Delayed visual maturation (DVM) is an eye disorder found in newborn babies who exhibit poor visual behavior and attention. In the beginning, the infants seem as if they are unable to look at the mother’s or caregiver’s face or follow any objects with the eyes. On examination, the eye appears normal but fails to respond to stimulation such as a bright light or a threatening object. The infant will not blink when presented with a visual threat. Neurological tests are also normal, and DVM infants do not have nystagmus or wandering eye movements.
This condition is similar to cortical visual impairment (CVI) but with specific differences. In DVM, the vision problems resolve entirely as early as four to six months and as late as one year after birth.
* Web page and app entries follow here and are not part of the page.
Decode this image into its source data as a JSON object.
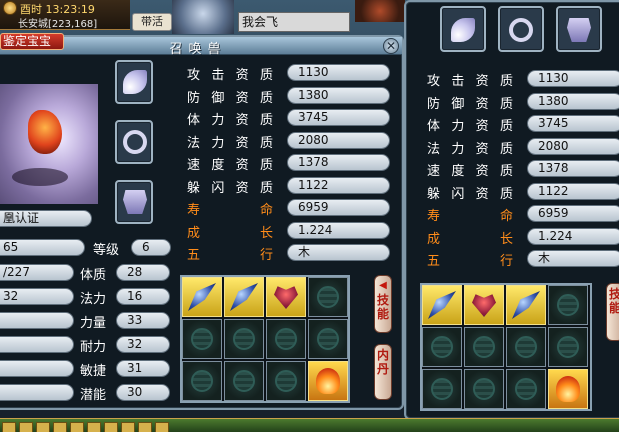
{
  "hud": {
    "time": "酉时 13:23:19",
    "location": "长安城[223,168]",
    "tab_label": "带活",
    "chat_text": "我会飞"
  },
  "left_panel": {
    "title": "召唤兽",
    "appraise_tab": "鉴定宝宝",
    "cert_label": "凰认证",
    "row1_value": "65",
    "level_label": "等级",
    "level_value": "6",
    "attributes": [
      {
        "value_left": "/227",
        "label": "体质",
        "value": "28"
      },
      {
        "value_left": "32",
        "label": "法力",
        "value": "16"
      },
      {
        "value_left": "",
        "label": "力量",
        "value": "33"
      },
      {
        "value_left": "",
        "label": "耐力",
        "value": "32"
      },
      {
        "value_left": "",
        "label": "敏捷",
        "value": "31"
      },
      {
        "value_left": "",
        "label": "潜能",
        "value": "30"
      }
    ],
    "aptitudes": [
      {
        "label": "攻击资质",
        "value": "1130"
      },
      {
        "label": "防御资质",
        "value": "1380"
      },
      {
        "label": "体力资质",
        "value": "3745"
      },
      {
        "label": "法力资质",
        "value": "2080"
      },
      {
        "label": "速度资质",
        "value": "1378"
      },
      {
        "label": "躲闪资质",
        "value": "1122"
      }
    ],
    "extra": [
      {
        "label": "寿命",
        "value": "6959"
      },
      {
        "label": "成长",
        "value": "1.224"
      },
      {
        "label": "五行",
        "value": "木"
      }
    ],
    "side_tabs": {
      "skill": "技能",
      "inner": "内丹"
    },
    "equip_icons": [
      "fan-icon",
      "ring-icon",
      "armor-icon"
    ]
  },
  "right_panel": {
    "aptitudes": [
      {
        "label": "攻击资质",
        "value": "1130"
      },
      {
        "label": "防御资质",
        "value": "1380"
      },
      {
        "label": "体力资质",
        "value": "3745"
      },
      {
        "label": "法力资质",
        "value": "2080"
      },
      {
        "label": "速度资质",
        "value": "1378"
      },
      {
        "label": "躲闪资质",
        "value": "1122"
      }
    ],
    "extra": [
      {
        "label": "寿命",
        "value": "6959"
      },
      {
        "label": "成长",
        "value": "1.224"
      },
      {
        "label": "五行",
        "value": "木"
      }
    ],
    "side_tab": "技能"
  },
  "colors": {
    "label_white": "#ffffff",
    "label_orange": "#ff8c1a",
    "panel_border": "#7f97a8"
  }
}
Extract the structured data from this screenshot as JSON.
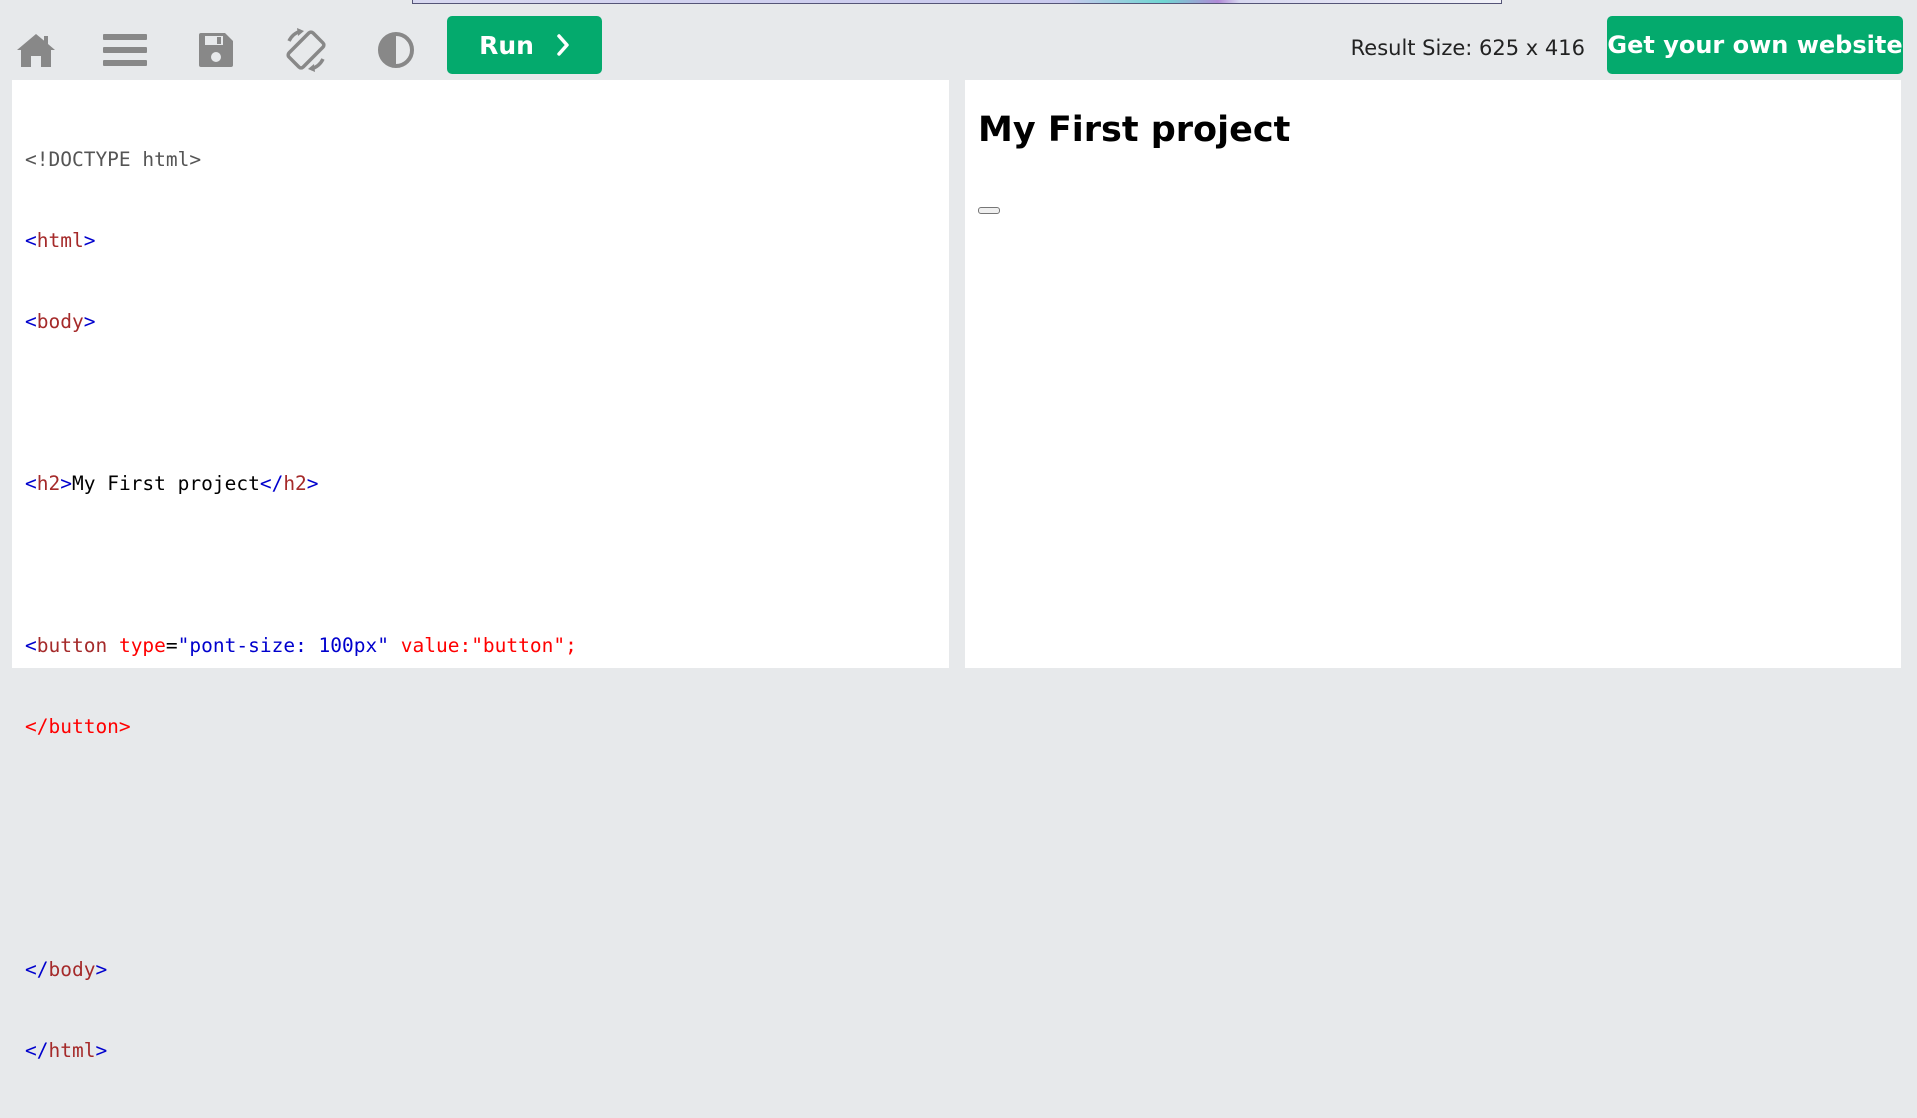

Vision returns to normal, unlike in CVI, where vision may return but not to normal levels. Besides, children affected by CVI have underlying neurological brain anomalies responsible for the abnormal vision.
DVI is usually associated with other delayed neurological development signs as well as infantile spasms. Treating the spasms improves vision in these children. A 2-4-month-old infant who lacks visual attentiveness should be taken to an ophthalmologist. Infants who do not pick up vision after six months may require additional examination because they may be having more severe eye conditions such as monochromatism or Leber's congenital amaurosis.
There are three types of DVM, and these are:
Infants present with normal general and neurological development, no systemic anomalies, and normal eye examination results. These infants can see within six to 12 months. Nevertheless, research indicates that they often exhibit delays in registering milestones in their development, such as sitting, walking, and speaking
DVM and systemic diseases or mental retardation
Some infants will have vision patterns that mimic the DVM type above. The visual effects are primarily because the infants are born prematurely with various intercurrent severe conditions. The illnesses include hypoglycemia, hydrocephalus, infantile spasms, hypocalcemia, brain malformations, seizure disorders, tuberous sclerosis, and Aicardi syndrome. These infants are affected by mental retardation that may come with seizures or without. Although vision improves, there are still some visual defects such as visual perception or eye and hand coordination. The infants hardly visually recover completely and experience slower visual development because of the neurological defects
DVM in association with other ocular diseases
The infants have nystagmus and other eye diseases such as albinism, optic nerve hypoplasia, and bilateral cataracts. Vision improvement for these infants is slower than for those in type 1. However, they register complete and faster visual recovery than those in type 2.
Causes & Risk Factors
DVM's causes remain unknown. However, the disorder is believed to be caused by a delay in the cortex's maturation in the brain. The delay in maturation of the cortical regions that provide object awareness ability, is said to be responsible. DVM may occur alone or may be associated with eye anomalies, neurodevelopmental abnormalities, and complications involving babies just before or after birth.
Signs & Symptoms
The primary sign of DVM is a lack of visual attention when the eye is presented with a stimulus.
Tests to determine DVM may include:
- A neurological examination and an ear, nose, and throat examination are needed
- Visual evoked potential (VEP), where the specialist tests to determine if the visual pathways are functioning and intact. If the VEP test is normal, the child has DVM, but which clears in about two weeks following the test. The infant may begin to respond to stimulation
- Additional testing such as using an electroretinogram (ERG), is required if the test results are abnormal. ERG helps to determine if the retina is functioning normally. Computed tomography (CT) and magnetic resonance imaging (MRI) can assess the brain’s structures. MRI and CT examinations are sure to differentiate between DVM and CVI
Infants with DVM and no other associated eye, neurological, or systemic conditions often have DVM resolving between 6-12 months of life.
Literature shows that frequently stimulating the infant can facilitate visual development. Stimulation includes holding visual objects with or without sound in front of the eye. Doctors suggest that parents can talk, feed, hold, or play with the infant, and these are the most important visual stimuli. Older children and siblings in the family can also get involved in activities to stimulate the infant's vision. If there is a need, visual exercises, speech therapy, and physiotherapy can stimulate vision.
Prognosis & Long-Term Outlook
Unless the infants are affected by other illnesses or conditions, DVM often resolves within six months. Some infants take up to one year to become visually attentive. Those extending that period need further examination for other conditions affecting them.
Prevention & Follow Up
Parents should also be counselled to remain patient as DVM will eventually disappear. Some infants take longer than others.